  • garbarble

    What the hell is unhealthy about eating a hamburger in five minutes? It would get pretty cold after that. Come to think of it, it should only take about a minute to eat a crappy tiny McDonald’s bacon cheeseburger, and five if you’re talking about a huge pub burger.

  • James

    I agree Scott, that there are many times that I’ve worked through a book with no payoff, and this can feel like a waste of both time and money. But the thing is, the amount of times that I’ve finished a book that has a lull in the middle, that eventually turns out to be amazing (even life changing) far outweighs this for me.
    So I agree with Bobby Rio up there. Sometimes I have downright disliked a book completely, only to find on a second (reluctant at first) reading that it has become one of my personal favourites. I’m sure you get this with music, not liking some of your favourite bands the first time you hear them, only to fall completely in love with the exact thing that turned you off, so why should it be any different with books?
    As a writer myself, if a book does end up being terrible I console myself with the fact that at least I have learnt lessons in how I wouldn’t execute it, forming ideas along the way.
    I enjoyed reading the article Scott, thanks. My only hope is that you will take my advice in that although you might regret wasting a few more hours on a bad book (that you probably wont remember in the end) when you find that acquired taste hidden gem that you eventually love, it will all be worth it.

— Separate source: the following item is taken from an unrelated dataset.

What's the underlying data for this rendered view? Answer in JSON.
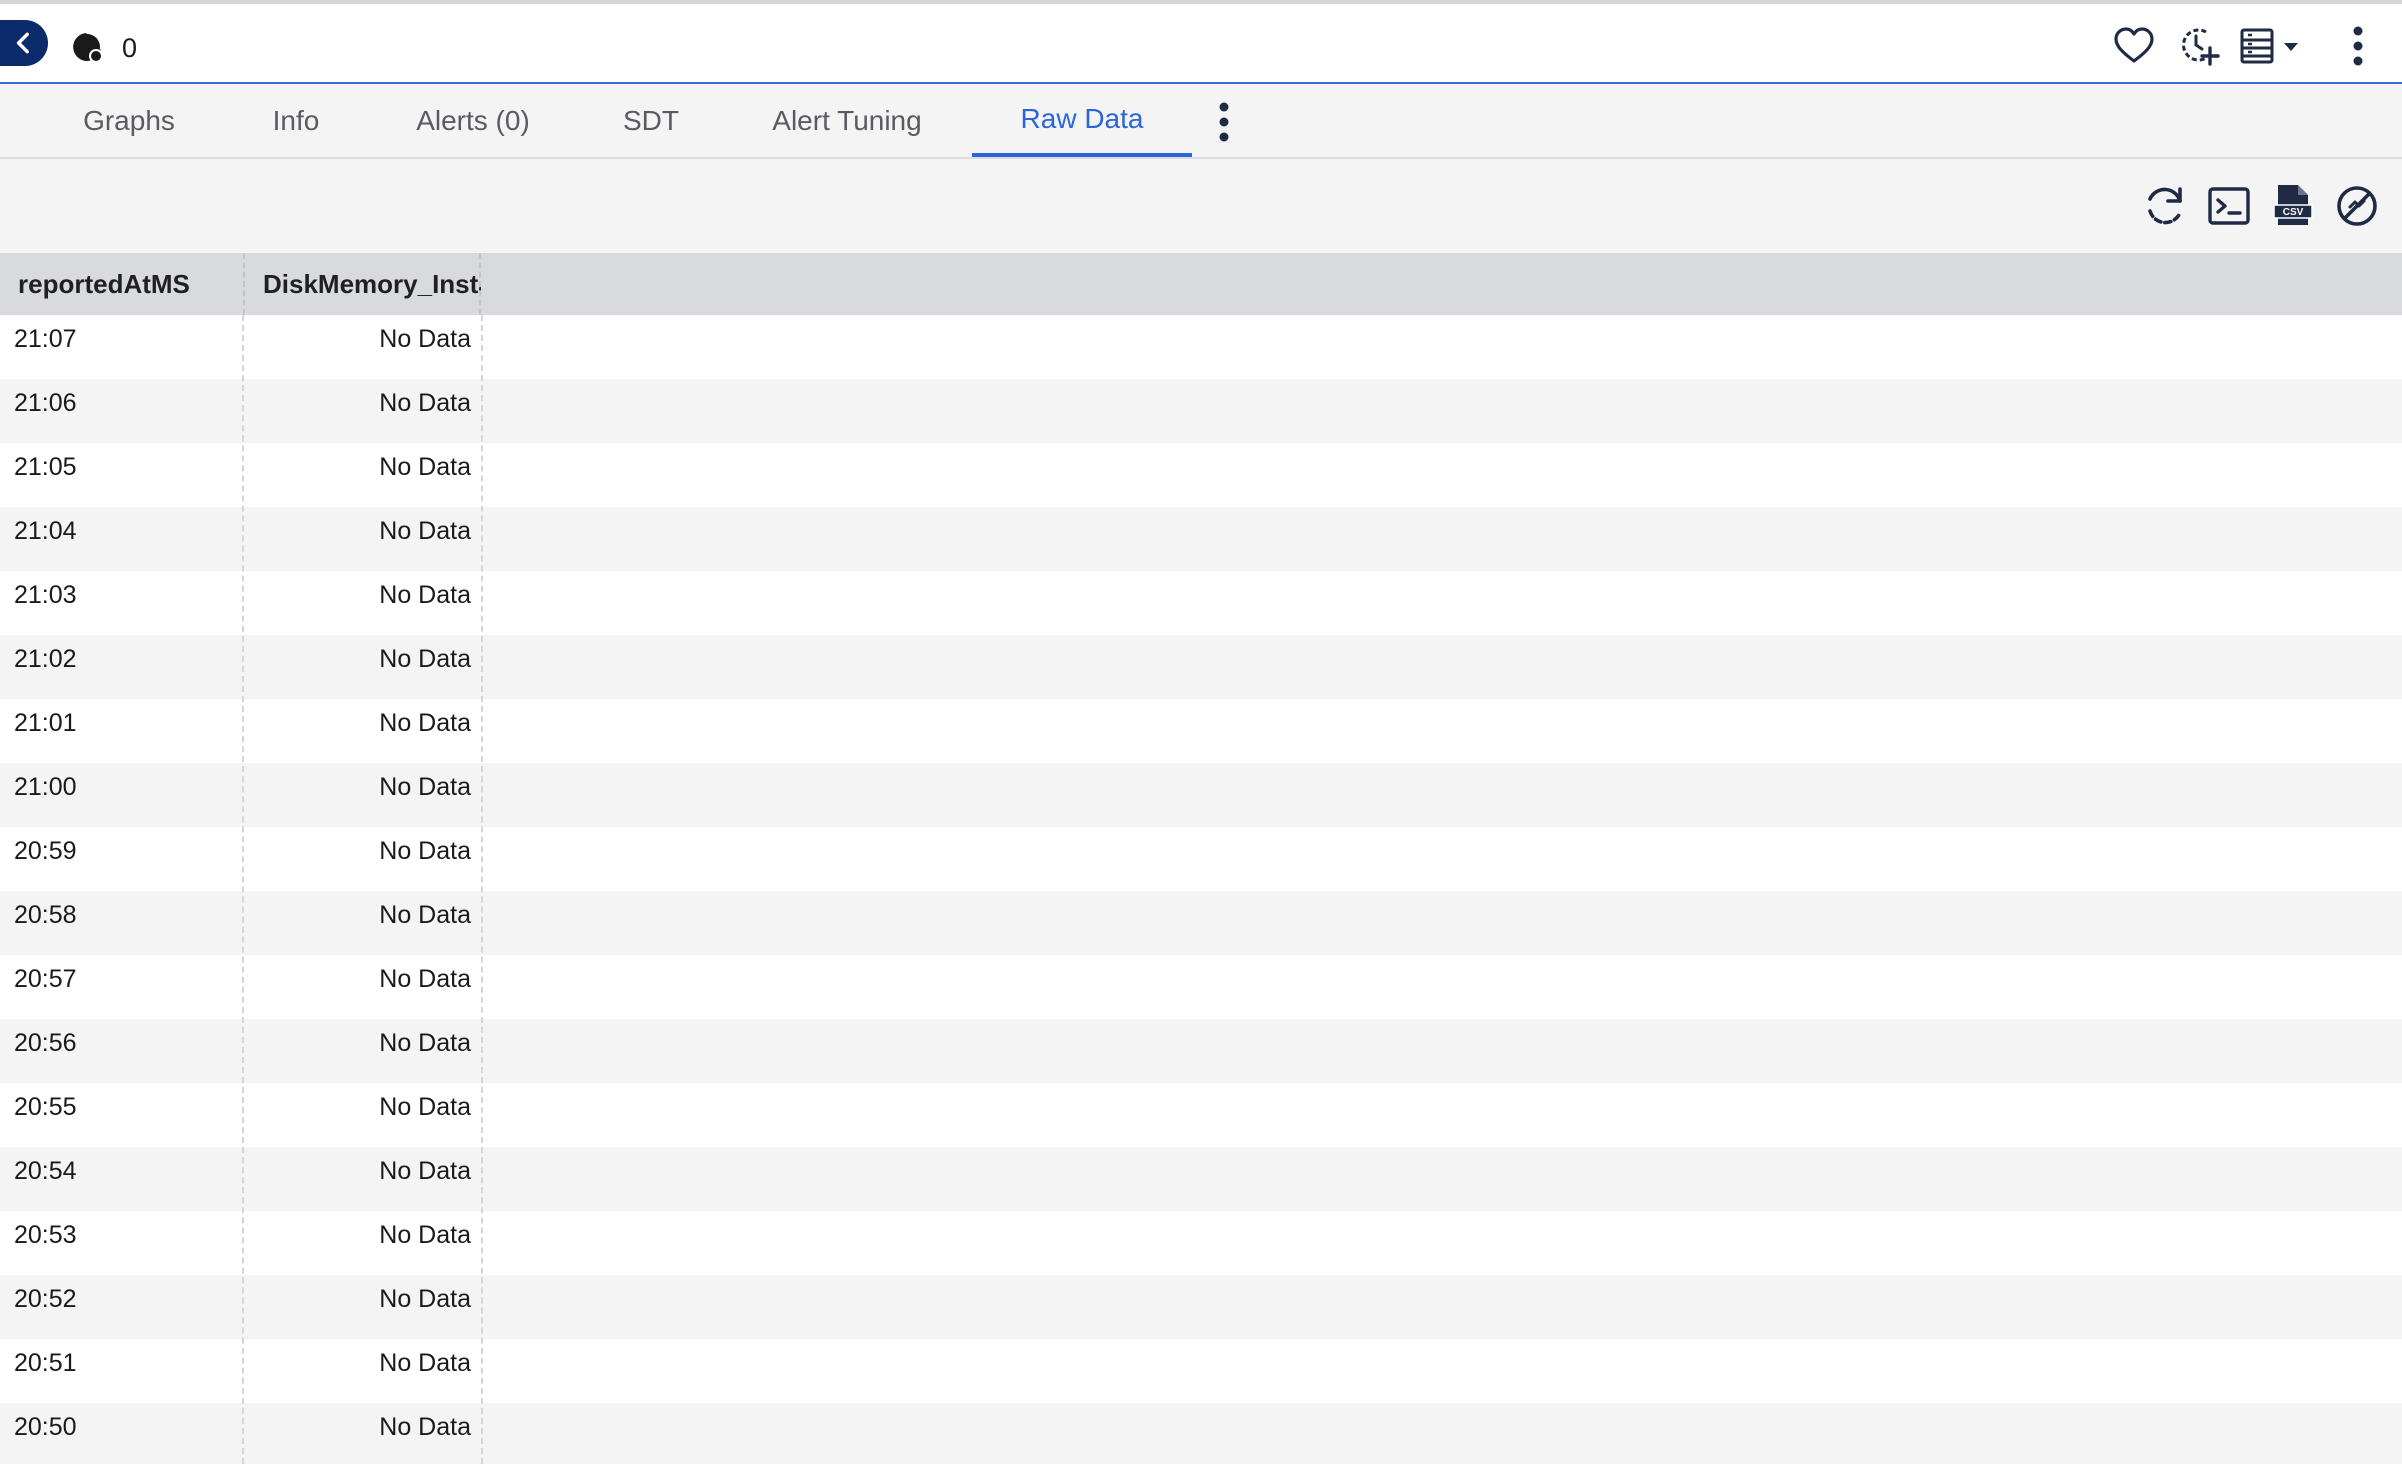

  • Jeannie

    This is the best post! You’ve just answered the most agonizing question I’ve asked myself for the past year – do I toss boring books? Now I can lay my guilt to rest. 🙂 Thanks!!!